Hide and seek
A little while ago, after only one year in the Dordogne, her decision was firmly vindicated when, looking out the window for her daughter and her school friend, she saw the two fifteen year old girls down in the garden playing an innocent little game of hide and seek. Any concern that she may have had of depriving her child of an English way of life and English upbringing by having moved to France, was swept aside for all time. She knew for certain that she had given her daughter the greatest gift of all: an environment and opportunities which every growing child and young adult should have.
However, all this does not answer the question: Why do the Americans go to Paris and the Brits come to the Dordogne?
The answer is probably not so complicated at all. Perhaps looking for the subtle and deep-down motivations for the actual relocation and the subsequent choice of destination makes for an interesting subject of conversation at dinner parties, but the reality of it is much simpler.
Who moves where?
The Americans move to Paris (as opposed to ‘France’) because that is where their work takes them but also because Americans move to cities.
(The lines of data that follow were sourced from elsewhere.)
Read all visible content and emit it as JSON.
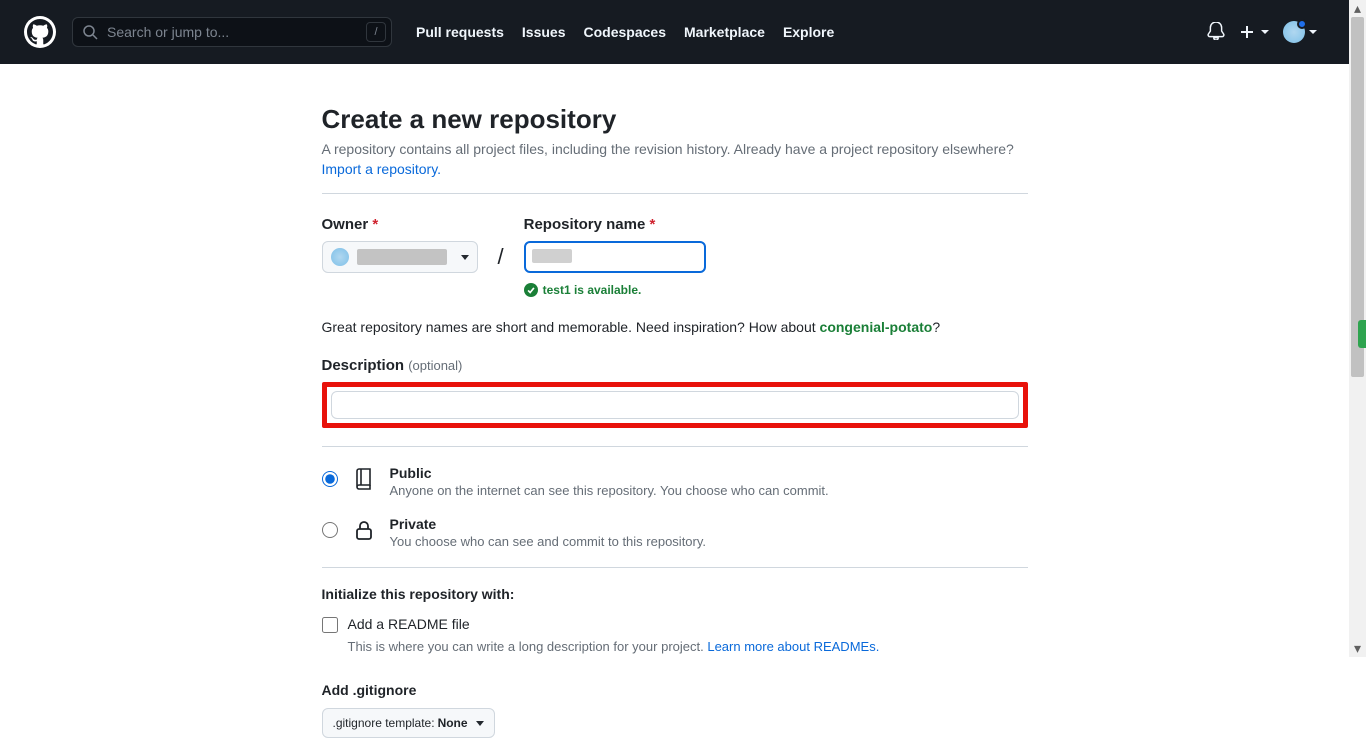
{
  "header": {
    "search_placeholder": "Search or jump to...",
    "slash_key": "/",
    "nav": {
      "pulls": "Pull requests",
      "issues": "Issues",
      "codespaces": "Codespaces",
      "marketplace": "Marketplace",
      "explore": "Explore"
    }
  },
  "page": {
    "title": "Create a new repository",
    "subtitle": "A repository contains all project files, including the revision history. Already have a project repository elsewhere?",
    "import_link": "Import a repository.",
    "owner_label": "Owner",
    "repo_label": "Repository name",
    "separator": "/",
    "available_msg": "test1 is available.",
    "inspire_text": "Great repository names are short and memorable. Need inspiration? How about ",
    "suggestion": "congenial-potato",
    "inspire_q": "?",
    "description_label": "Description",
    "optional_text": "(optional)",
    "visibility": {
      "public": {
        "title": "Public",
        "hint": "Anyone on the internet can see this repository. You choose who can commit."
      },
      "private": {
        "title": "Private",
        "hint": "You choose who can see and commit to this repository."
      }
    },
    "init_title": "Initialize this repository with:",
    "readme_label": "Add a README file",
    "readme_hint_text": "This is where you can write a long description for your project. ",
    "readme_learn": "Learn more about READMEs.",
    "gitignore_label": "Add .gitignore",
    "gitignore_template_label": ".gitignore template:",
    "gitignore_value": "None"
  }
}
They move from and to where life is as close as possible to the life they know, where there is life and culture and arts, where there is the exotic and the eccentric, where restaurants and hotels can be judged by their number of stars and where credit cards are readily accepted.
Whereas the British move out of the cities to the countryside. They are moving away from the pressure, the rat race, and the competition with the Joneses next door for the latest 4×4, the acceptance into the posh school, the therapy sessions at the Priory, the children going out in their logo clothes and getting drunk on weekends.
They are moving to where quality of life is good, where there are good old fashioned value systems. Where life is gentle and honest and at a walking pace. Where you stop to smell the wild flowers and study the butterfly emerging from its chrysalis. Where there is a little run-down farm house that you can buy for a song and can rebuild and restore into your own beautiful home. Where traditions have value, work is a joy and where community spirit is alive. Where the market stall owner calls you by name and the neighbours put fresh flowers in your house to welcome you back from a weekend away. (And of course —– for the good food, cheap wine, cheap housing, little traffic………!)